Nearly 400 people losing their jobs in the next two weeks when The Honolulu Star-Bulletin merges with The Honolulu Advertiser may have to wait months for millions of dollars in severance pay.
All six unions representing employees at both newspapers have filed a grievance over severance.
Union contracts at both papers call for employees to be paid one week of salary as severance for every year's service, capped at 40 weeks of pay, if they're laid off. New employees are paid five weeks of severance, even if they?ve been employed less than five years, according to the contracts.
But a spokesman for the Hawaii Newspaper Guild, which represents reporters, photographers, ad sales people and others, said neither The Honolulu Advertiser's former owner, Gannett Co., nor its new owner, Oahu Publications, will clear up questions about whether severance will be paid to hundreds of people losing their jobs.
"The Oahu Publications people and Gannett refused to even comment about severance pay, wouldn't answer anybody's questions, wouldn't answer any inquiries about when it was going to be paid, how much was going to be paid or anything," said Wayne Cahill, administrative officer for the Hawaii Newspaper Guild.
The guild represents 230 employees at The Advertiser, where about half the newspaper's 580 employees are expected to be laid off in the merger. Roughly one-third of The Honolulu Star-Bulletin?s 300 employees are expected to lose their jobs as the papers combine into the Honolulu Star-Advertiser, which debuts June 7.
That means approximately 390 people will be laid off because of the merger.
Millions of dollars are at stake in severance, but estimates vary widely. The guild estimates union members losing their jobs at both papers could be owed anywhere from $12 to $14 million in severance, according to Cahill. But managers at Oahu Publications, owner of the new combined paper, estimate the figure ranges between $5 and $8 million, covering union and non-union employees.
The unions have filed a grievance. "We're left with the idea that maybe they don't plan to pay it at all, and that's why we've taken the legal route," Cahill said.
Dennis Francis, the Star-Bulletin?s publisher who will hold the same title for the combined Star-Advertiser, told KITV4 he's holding off paying any severance until the grievance is settled.
"People will get their severance. We just need to get a resolution to their grievance," Francis said. ?We plan to meet our obligations, but the ramifications (of the grievance) could affect everyone. Until there?s a resolution to this grievance, the severance won?t be paid.?

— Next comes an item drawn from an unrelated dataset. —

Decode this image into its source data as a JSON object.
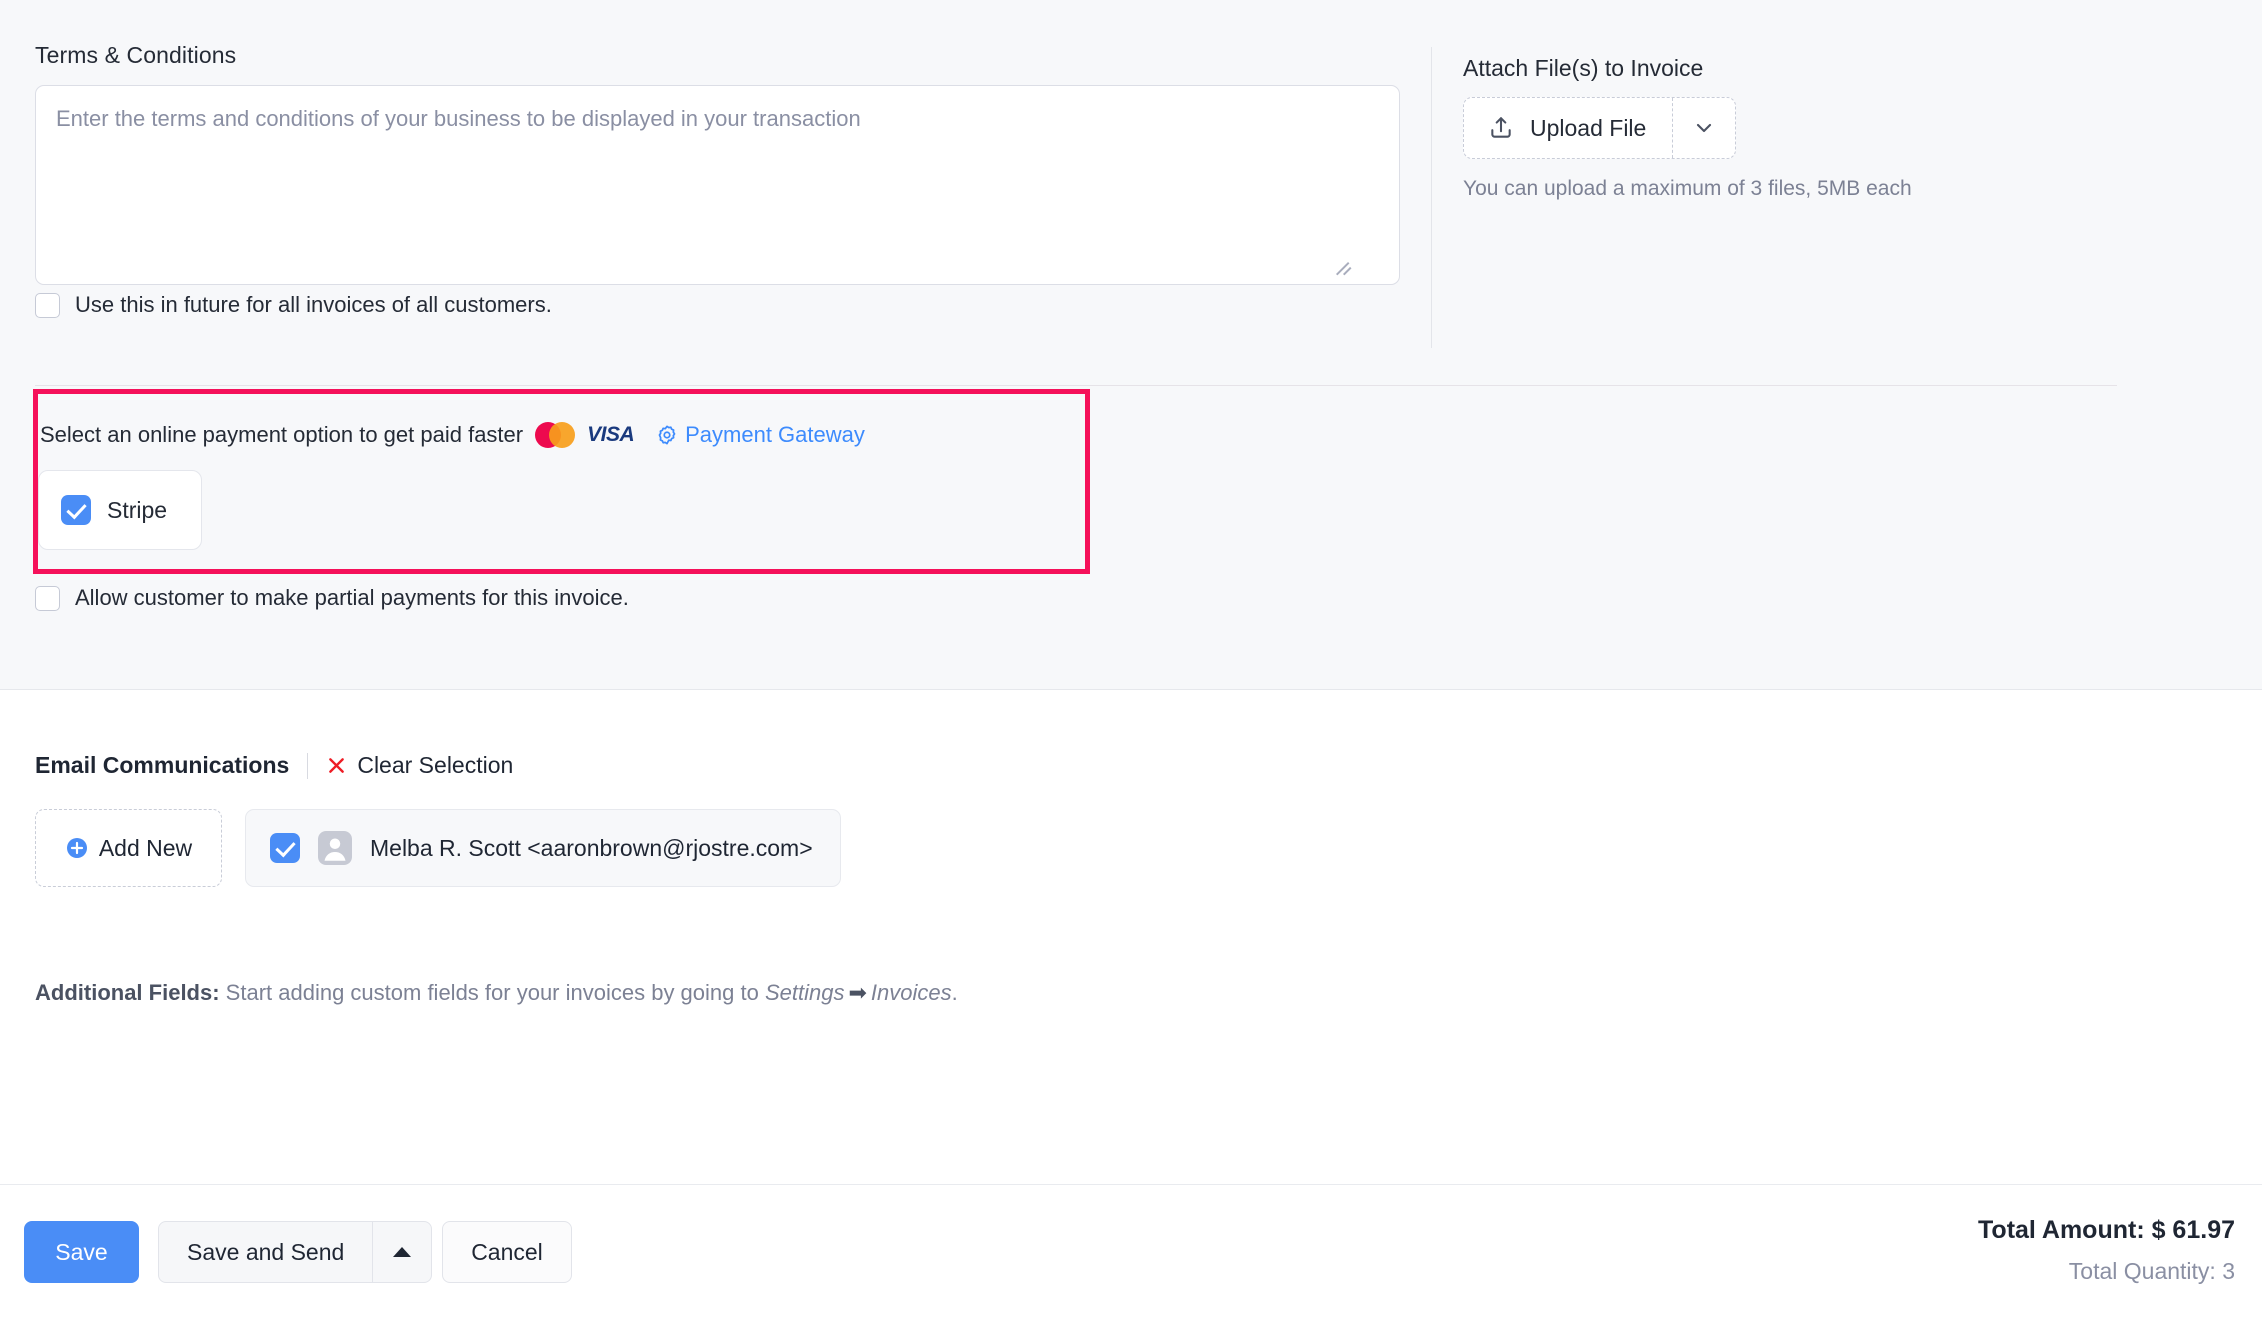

A grievance could take as long as six months or even longer to settle in arbitration. "It's a terribly long time especially if you're out of pay and you're trying to make a house payment,? Cahill said.
The newspaper guild has assigned its international counsel from Washington, D.C., Barbara Camens, to handle the arbitration.
"These people that are losing their jobs are entitled to that severance pay, they need it to tide them over 'til they can get their next job. People could end up losing homes because of that,? Cahill said.
Francis said, "Severance might be delayed, but no one will be left out."
Francis said negotiations with newspaper union officials and their attorneys are scheduled to begin in the next week or so, and he's hopeful all sides can come to an agreement soon.
?Gannett owes us all severance because they terminated us. They did not transfer us to permanent jobs,? said Suzanne Roig, president of the Hawaii Newspaper Guild and a 15-year Advertiser reporter.
When KITV4 told Roig that Francis pledged to pay the severance eventually, she said, ?I am happy to hear that we will get paid severance. This money will help many of us take that next step into another career.
Cahill was critical of Canadian Publisher David Black, owner of Oahu Publications and publisher of the Star-Bulletin, which bought The Advertiser. "This is really a heck of a mess. Here we've got this guy from Canada that owns Oahu Publications, he's coming down and he seems to be trying to just push off all the obligations onto somebody else, and we don't even know who somebody else is," Cahill said.
Francis told KITV4 he expected to hire anywhere from 24 to 34 reporters and editors from The Advertiser newsroom for the new combined newspaper. That means less than one third of The Advertiser's 120 newsroom employees will be offered jobs.
Francis said job offers could begin as soon as late Friday afternoon, just eight days before The Advertiser closes for good.